Exercise objective - State how many lines in the following entries hold the word "Stock". The reply is that number only.

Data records
********************
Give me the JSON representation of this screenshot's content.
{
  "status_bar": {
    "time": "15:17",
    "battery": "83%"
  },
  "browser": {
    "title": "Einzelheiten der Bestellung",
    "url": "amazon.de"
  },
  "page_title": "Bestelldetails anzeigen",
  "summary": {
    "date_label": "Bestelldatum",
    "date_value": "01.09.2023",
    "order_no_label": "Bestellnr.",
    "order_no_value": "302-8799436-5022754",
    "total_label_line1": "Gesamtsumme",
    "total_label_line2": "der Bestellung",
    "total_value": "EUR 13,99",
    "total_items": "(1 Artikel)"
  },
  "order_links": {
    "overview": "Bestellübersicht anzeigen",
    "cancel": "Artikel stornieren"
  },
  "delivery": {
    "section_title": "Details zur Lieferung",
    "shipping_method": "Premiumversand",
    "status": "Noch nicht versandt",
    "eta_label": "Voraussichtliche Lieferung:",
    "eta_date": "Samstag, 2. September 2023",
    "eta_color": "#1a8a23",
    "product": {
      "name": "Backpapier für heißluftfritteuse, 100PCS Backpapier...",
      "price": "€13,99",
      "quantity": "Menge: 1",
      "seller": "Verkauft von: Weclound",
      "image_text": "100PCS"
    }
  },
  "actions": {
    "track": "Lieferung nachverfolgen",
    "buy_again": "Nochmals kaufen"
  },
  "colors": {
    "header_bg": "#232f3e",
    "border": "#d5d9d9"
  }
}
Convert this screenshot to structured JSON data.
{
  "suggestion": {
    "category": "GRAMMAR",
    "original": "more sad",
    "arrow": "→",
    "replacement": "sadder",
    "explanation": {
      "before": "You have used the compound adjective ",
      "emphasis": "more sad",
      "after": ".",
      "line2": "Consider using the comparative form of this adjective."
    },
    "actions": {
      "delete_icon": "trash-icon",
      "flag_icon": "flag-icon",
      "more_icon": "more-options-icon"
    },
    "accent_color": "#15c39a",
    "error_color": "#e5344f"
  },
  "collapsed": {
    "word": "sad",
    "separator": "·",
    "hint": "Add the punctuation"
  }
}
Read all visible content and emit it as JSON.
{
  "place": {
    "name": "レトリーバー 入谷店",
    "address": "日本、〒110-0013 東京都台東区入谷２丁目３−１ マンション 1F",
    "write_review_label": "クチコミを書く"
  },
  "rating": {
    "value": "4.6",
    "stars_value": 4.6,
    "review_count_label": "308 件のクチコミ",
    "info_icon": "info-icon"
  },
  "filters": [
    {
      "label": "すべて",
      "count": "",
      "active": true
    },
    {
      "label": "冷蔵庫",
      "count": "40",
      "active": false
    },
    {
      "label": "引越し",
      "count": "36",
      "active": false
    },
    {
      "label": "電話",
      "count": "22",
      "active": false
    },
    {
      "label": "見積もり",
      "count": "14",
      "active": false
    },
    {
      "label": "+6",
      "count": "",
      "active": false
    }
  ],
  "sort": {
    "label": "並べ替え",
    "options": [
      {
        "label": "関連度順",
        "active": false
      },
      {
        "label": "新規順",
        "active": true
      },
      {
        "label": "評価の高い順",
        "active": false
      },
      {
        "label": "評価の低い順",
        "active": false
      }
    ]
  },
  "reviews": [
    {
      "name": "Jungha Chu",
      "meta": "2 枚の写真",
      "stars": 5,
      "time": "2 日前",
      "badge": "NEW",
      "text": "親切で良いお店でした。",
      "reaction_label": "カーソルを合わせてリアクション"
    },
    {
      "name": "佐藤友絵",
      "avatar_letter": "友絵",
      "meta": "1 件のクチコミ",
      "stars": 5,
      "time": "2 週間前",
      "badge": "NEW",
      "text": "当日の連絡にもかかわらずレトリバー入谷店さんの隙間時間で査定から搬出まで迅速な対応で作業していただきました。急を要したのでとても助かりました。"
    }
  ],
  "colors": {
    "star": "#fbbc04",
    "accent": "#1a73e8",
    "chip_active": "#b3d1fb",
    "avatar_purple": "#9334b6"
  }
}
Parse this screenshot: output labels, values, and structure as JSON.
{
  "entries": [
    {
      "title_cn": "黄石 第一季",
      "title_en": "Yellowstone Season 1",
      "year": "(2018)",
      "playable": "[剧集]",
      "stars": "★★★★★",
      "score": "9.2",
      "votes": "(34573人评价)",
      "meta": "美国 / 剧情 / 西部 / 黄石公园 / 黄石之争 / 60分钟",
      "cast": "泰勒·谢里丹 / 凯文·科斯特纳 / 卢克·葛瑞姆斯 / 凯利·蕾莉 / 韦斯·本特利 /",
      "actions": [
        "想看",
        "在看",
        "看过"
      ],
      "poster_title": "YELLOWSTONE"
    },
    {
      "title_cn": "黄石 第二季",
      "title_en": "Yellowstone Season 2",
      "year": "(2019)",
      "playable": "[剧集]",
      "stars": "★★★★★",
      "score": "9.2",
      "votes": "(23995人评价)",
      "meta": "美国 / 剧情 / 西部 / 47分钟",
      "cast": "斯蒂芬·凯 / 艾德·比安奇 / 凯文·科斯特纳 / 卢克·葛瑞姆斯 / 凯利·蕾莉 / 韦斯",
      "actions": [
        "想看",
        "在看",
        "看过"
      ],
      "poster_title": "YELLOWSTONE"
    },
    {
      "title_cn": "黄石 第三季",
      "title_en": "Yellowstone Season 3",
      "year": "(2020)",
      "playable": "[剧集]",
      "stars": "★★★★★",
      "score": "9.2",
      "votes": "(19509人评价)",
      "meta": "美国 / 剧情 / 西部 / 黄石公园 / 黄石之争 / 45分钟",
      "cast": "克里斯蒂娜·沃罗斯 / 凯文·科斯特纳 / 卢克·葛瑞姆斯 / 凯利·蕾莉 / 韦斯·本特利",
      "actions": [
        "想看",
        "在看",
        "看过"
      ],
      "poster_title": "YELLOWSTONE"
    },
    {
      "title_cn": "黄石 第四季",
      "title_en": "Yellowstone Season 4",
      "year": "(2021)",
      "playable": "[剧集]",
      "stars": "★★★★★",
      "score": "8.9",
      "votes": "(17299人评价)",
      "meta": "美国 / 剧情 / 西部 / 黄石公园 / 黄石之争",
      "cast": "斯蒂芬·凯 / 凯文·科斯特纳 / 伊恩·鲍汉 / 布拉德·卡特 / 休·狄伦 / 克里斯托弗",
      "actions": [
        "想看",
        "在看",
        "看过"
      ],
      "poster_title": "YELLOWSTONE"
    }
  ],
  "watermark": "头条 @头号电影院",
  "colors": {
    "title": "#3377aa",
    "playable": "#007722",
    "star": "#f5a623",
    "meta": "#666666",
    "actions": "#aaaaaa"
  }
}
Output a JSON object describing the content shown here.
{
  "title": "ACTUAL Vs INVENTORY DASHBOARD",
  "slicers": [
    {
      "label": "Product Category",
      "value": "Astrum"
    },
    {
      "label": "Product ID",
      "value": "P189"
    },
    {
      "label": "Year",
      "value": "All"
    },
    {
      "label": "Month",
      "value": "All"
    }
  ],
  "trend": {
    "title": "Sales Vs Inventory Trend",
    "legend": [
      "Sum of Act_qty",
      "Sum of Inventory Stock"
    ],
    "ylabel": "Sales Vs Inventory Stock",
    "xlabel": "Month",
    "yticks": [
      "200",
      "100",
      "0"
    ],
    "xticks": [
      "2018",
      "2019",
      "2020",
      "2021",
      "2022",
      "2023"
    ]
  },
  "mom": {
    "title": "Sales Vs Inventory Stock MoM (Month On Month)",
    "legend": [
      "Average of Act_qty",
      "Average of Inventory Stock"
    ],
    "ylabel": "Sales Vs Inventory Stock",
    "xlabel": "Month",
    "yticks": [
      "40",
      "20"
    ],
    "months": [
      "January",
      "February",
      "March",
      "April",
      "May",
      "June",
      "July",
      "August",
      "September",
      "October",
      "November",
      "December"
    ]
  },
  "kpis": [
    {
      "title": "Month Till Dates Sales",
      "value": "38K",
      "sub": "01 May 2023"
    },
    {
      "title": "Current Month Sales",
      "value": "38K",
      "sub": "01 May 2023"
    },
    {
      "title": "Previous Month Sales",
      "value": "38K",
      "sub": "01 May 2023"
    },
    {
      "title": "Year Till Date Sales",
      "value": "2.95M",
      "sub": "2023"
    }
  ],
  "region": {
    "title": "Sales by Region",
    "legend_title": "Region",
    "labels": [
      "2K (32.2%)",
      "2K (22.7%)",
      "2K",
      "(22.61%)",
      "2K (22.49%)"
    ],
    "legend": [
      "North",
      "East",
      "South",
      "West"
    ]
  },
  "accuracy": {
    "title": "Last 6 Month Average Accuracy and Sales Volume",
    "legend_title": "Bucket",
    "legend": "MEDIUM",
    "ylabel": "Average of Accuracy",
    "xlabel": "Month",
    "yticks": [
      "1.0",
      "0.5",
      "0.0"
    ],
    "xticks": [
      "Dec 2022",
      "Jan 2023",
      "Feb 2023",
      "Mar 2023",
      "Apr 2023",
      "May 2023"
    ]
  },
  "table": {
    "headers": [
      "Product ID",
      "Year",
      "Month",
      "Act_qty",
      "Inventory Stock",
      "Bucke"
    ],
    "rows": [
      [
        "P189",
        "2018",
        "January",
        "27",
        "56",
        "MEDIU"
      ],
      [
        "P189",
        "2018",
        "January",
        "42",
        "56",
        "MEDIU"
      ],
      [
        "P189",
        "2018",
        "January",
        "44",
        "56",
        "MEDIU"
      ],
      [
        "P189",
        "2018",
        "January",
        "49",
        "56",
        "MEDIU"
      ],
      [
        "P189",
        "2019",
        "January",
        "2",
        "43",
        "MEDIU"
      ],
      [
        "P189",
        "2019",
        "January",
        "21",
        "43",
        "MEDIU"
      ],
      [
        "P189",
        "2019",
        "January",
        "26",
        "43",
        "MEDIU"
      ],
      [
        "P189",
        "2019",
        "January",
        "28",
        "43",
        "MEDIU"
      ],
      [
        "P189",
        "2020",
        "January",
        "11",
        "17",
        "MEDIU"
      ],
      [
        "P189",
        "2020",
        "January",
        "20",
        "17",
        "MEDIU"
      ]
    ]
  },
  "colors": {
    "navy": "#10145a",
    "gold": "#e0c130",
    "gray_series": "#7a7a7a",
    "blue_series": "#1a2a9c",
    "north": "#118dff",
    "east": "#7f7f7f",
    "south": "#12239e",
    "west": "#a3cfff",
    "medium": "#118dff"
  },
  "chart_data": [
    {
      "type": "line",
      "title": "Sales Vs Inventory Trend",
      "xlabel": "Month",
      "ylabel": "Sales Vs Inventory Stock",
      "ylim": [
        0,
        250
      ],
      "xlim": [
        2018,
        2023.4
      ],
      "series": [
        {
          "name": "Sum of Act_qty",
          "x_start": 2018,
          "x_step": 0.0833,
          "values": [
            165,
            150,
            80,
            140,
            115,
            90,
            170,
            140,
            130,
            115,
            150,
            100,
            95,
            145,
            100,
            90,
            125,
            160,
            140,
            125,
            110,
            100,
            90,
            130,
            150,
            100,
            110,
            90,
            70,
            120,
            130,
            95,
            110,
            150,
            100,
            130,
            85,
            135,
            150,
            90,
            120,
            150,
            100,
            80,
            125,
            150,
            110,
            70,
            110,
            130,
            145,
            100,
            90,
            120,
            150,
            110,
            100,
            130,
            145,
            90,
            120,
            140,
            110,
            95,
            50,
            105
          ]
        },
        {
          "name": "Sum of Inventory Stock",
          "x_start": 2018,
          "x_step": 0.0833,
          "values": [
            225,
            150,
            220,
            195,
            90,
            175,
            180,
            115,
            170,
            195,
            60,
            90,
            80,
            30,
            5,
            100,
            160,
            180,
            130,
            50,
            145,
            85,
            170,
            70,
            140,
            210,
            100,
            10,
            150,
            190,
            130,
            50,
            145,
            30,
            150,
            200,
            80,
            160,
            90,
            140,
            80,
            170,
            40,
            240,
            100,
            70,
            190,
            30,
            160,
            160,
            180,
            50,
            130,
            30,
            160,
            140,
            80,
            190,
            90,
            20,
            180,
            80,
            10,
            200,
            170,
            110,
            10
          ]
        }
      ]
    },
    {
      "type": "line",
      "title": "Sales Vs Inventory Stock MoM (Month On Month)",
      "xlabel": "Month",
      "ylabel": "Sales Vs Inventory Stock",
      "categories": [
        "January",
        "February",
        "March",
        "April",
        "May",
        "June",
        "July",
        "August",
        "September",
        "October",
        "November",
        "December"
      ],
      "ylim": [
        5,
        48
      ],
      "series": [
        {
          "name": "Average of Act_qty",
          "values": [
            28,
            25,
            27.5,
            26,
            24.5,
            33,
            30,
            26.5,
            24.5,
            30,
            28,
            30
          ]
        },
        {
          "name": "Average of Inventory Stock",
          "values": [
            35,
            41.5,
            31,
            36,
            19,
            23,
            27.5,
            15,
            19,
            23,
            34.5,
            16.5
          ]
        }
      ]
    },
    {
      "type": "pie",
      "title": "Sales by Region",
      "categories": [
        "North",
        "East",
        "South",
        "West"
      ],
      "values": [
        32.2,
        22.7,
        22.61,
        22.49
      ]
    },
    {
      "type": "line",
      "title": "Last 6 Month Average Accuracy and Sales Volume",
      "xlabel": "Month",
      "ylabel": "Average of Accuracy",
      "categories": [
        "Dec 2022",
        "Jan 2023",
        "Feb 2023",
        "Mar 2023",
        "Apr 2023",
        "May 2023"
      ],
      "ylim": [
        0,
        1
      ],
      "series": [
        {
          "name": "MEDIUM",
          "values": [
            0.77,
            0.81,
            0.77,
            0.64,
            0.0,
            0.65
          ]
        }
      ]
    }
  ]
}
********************
Output of the exercise - 11